### What the task asks
Repeat the records below word for word.

### Raw data
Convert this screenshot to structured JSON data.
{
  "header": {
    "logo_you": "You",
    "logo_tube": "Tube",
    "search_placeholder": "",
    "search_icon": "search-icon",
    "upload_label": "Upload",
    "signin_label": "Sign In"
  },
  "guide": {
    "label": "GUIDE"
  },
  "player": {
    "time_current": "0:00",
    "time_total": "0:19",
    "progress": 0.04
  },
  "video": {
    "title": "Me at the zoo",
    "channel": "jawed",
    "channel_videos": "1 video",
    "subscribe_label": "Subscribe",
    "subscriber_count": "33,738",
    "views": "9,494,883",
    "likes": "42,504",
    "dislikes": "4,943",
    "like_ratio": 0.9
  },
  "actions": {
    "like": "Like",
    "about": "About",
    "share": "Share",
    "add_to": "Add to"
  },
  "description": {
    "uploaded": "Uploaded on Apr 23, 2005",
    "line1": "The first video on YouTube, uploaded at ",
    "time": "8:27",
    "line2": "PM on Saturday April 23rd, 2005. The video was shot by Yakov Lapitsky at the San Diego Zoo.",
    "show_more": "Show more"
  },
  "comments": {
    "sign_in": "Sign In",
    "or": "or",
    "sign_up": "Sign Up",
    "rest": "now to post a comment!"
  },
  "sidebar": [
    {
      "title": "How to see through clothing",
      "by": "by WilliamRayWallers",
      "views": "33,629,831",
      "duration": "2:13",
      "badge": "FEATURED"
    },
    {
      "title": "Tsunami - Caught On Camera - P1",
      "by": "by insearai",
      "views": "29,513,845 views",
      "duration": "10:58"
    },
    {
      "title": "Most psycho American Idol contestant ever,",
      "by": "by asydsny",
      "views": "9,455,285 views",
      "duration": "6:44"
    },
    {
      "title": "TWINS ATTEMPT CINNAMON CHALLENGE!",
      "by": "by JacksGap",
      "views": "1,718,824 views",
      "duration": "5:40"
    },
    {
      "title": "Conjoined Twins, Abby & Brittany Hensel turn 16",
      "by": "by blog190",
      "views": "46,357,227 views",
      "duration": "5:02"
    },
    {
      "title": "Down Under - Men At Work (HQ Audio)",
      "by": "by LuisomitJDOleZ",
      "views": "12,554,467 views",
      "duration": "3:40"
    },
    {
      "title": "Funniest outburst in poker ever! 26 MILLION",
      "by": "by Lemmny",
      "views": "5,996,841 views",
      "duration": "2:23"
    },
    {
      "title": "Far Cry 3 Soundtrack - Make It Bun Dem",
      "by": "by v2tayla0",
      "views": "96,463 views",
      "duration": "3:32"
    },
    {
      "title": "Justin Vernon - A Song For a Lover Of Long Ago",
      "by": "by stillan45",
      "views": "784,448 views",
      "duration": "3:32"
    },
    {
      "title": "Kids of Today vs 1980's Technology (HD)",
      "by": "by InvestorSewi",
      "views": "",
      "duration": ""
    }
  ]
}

### Expected answer
Convert this screenshot to structured JSON data.
{
  "header": {
    "logo_you": "You",
    "logo_tube": "Tube",
    "search_placeholder": "",
    "search_icon": "search-icon",
    "upload_label": "Upload",
    "signin_label": "Sign In"
  },
  "guide": {
    "label": "GUIDE"
  },
  "player": {
    "time_current": "0:00",
    "time_total": "0:19",
    "progress": 0.04
  },
  "video": {
    "title": "Me at the zoo",
    "channel": "jawed",
    "channel_videos": "1 video",
    "subscribe_label": "Subscribe",
    "subscriber_count": "33,738",
    "views": "9,494,883",
    "likes": "42,504",
    "dislikes": "4,943",
    "like_ratio": 0.9
  },
  "actions": {
    "like": "Like",
    "about": "About",
    "share": "Share",
    "add_to": "Add to"
  },
  "description": {
    "uploaded": "Uploaded on Apr 23, 2005",
    "line1": "The first video on YouTube, uploaded at ",
    "time": "8:27",
    "line2": "PM on Saturday April 23rd, 2005. The video was shot by Yakov Lapitsky at the San Diego Zoo.",
    "show_more": "Show more"
  },
  "comments": {
    "sign_in": "Sign In",
    "or": "or",
    "sign_up": "Sign Up",
    "rest": "now to post a comment!"
  },
  "sidebar": [
    {
      "title": "How to see through clothing",
      "by": "by WilliamRayWallers",
      "views": "33,629,831",
      "duration": "2:13",
      "badge": "FEATURED"
    },
    {
      "title": "Tsunami - Caught On Camera - P1",
      "by": "by insearai",
      "views": "29,513,845 views",
      "duration": "10:58"
    },
    {
      "title": "Most psycho American Idol contestant ever,",
      "by": "by asydsny",
      "views": "9,455,285 views",
      "duration": "6:44"
    },
    {
      "title": "TWINS ATTEMPT CINNAMON CHALLENGE!",
      "by": "by JacksGap",
      "views": "1,718,824 views",
      "duration": "5:40"
    },
    {
      "title": "Conjoined Twins, Abby & Brittany Hensel turn 16",
      "by": "by blog190",
      "views": "46,357,227 views",
      "duration": "5:02"
    },
    {
      "title": "Down Under - Men At Work (HQ Audio)",
      "by": "by LuisomitJDOleZ",
      "views": "12,554,467 views",
      "duration": "3:40"
    },
    {
      "title": "Funniest outburst in poker ever! 26 MILLION",
      "by": "by Lemmny",
      "views": "5,996,841 views",
      "duration": "2:23"
    },
    {
      "title": "Far Cry 3 Soundtrack - Make It Bun Dem",
      "by": "by v2tayla0",
      "views": "96,463 views",
      "duration": "3:32"
    },
    {
      "title": "Justin Vernon - A Song For a Lover Of Long Ago",
      "by": "by stillan45",
      "views": "784,448 views",
      "duration": "3:32"
    },
    {
      "title": "Kids of Today vs 1980's Technology (HD)",
      "by": "by InvestorSewi",
      "views": "",
      "duration": ""
    }
  ]
}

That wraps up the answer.